------ MATERIAL SHOWN ------

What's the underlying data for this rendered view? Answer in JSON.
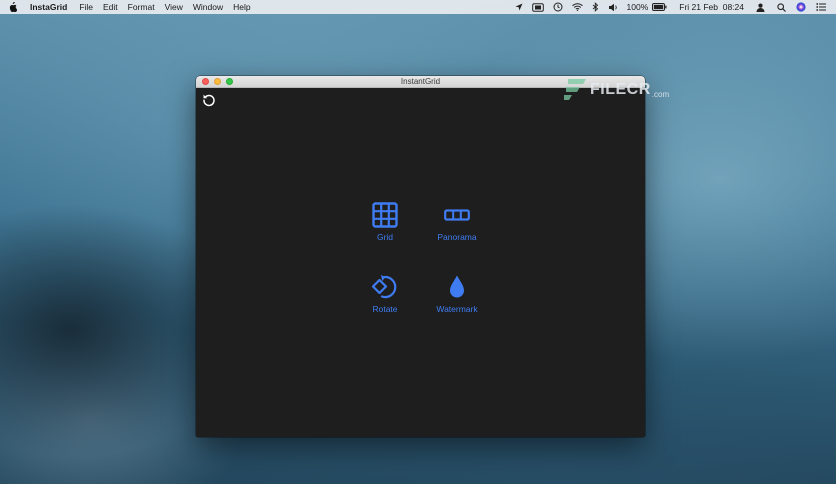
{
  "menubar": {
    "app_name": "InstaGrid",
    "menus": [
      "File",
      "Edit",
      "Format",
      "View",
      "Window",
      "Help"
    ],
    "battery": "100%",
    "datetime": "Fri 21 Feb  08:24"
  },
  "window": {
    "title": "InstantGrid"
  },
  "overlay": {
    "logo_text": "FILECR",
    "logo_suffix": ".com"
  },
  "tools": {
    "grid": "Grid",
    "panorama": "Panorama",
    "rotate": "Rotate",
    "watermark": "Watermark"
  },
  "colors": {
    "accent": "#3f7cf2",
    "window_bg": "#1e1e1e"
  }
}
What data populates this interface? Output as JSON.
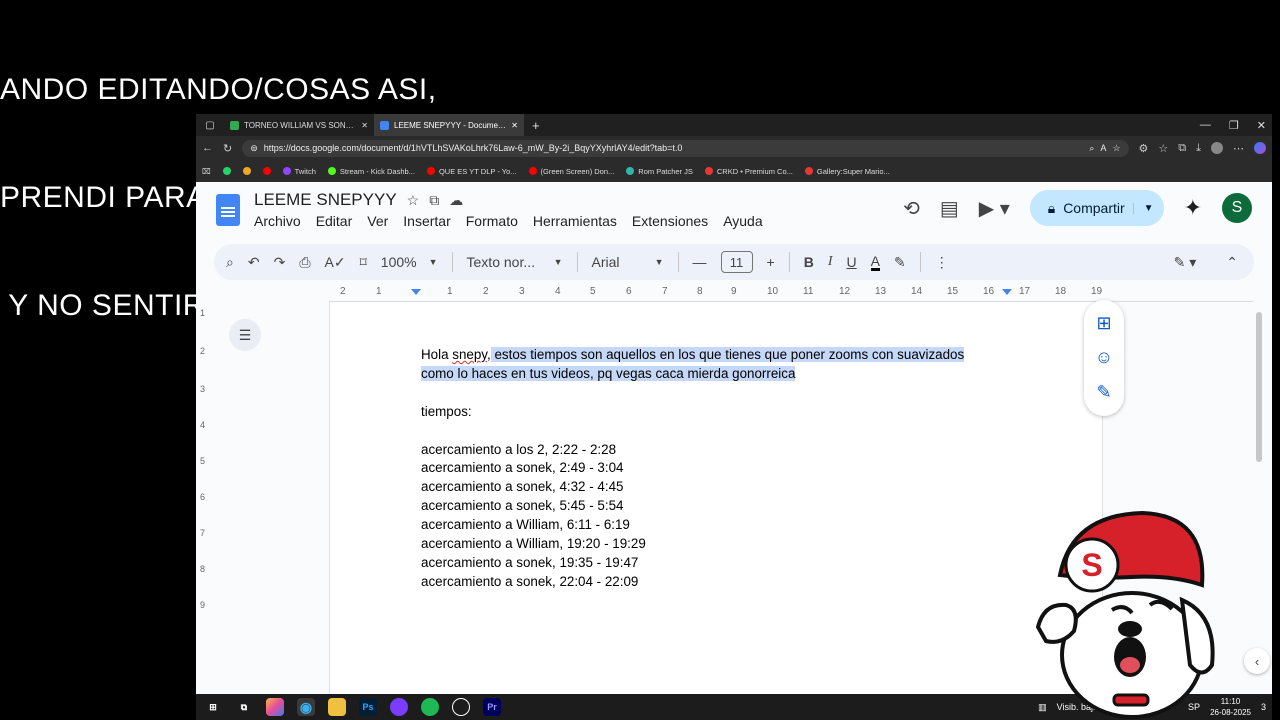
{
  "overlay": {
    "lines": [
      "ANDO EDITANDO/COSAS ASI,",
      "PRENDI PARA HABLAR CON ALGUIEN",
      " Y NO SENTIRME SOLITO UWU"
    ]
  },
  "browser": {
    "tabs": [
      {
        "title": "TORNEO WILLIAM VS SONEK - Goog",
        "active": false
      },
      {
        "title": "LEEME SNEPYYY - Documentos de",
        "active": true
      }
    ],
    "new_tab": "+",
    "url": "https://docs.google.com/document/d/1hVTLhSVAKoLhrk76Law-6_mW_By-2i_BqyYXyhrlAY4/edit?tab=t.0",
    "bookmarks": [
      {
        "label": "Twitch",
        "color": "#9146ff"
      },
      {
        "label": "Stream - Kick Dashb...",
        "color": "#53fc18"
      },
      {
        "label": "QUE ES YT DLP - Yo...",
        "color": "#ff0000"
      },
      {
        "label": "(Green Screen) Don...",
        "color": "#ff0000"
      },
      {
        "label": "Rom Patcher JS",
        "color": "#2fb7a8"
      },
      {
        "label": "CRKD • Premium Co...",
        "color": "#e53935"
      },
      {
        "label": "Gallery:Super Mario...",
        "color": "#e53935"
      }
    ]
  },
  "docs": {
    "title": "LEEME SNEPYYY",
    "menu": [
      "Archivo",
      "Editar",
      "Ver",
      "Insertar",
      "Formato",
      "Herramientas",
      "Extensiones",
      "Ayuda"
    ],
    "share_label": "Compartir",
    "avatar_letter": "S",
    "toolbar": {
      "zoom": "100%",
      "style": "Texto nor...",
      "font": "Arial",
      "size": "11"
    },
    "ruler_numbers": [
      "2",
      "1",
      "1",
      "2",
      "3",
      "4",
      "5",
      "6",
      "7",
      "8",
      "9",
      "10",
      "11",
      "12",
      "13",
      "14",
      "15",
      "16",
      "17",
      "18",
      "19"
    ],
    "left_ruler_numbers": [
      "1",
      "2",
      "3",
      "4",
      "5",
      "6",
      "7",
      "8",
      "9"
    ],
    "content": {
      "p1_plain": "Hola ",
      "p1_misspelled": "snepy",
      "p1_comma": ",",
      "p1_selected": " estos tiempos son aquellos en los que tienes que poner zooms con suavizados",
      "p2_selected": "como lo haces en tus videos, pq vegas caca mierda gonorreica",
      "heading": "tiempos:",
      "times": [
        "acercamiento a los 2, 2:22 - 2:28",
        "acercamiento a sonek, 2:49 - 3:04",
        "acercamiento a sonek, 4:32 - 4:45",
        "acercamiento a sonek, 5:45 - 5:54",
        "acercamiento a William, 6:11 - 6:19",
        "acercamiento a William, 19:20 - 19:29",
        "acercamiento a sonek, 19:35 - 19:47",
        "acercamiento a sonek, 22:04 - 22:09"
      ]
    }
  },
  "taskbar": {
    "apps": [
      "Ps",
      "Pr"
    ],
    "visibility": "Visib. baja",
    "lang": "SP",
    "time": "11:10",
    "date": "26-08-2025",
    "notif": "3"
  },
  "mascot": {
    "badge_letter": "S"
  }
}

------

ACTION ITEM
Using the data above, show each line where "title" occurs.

SOLUTION TO THIS EXERCISE
    "title": "InstantGrid"
        "title": "TORNEO WILLIAM VS SONEK - Goog",
        "title": "LEEME SNEPYYY - Documentos de",
    "title": "LEEME SNEPYYY",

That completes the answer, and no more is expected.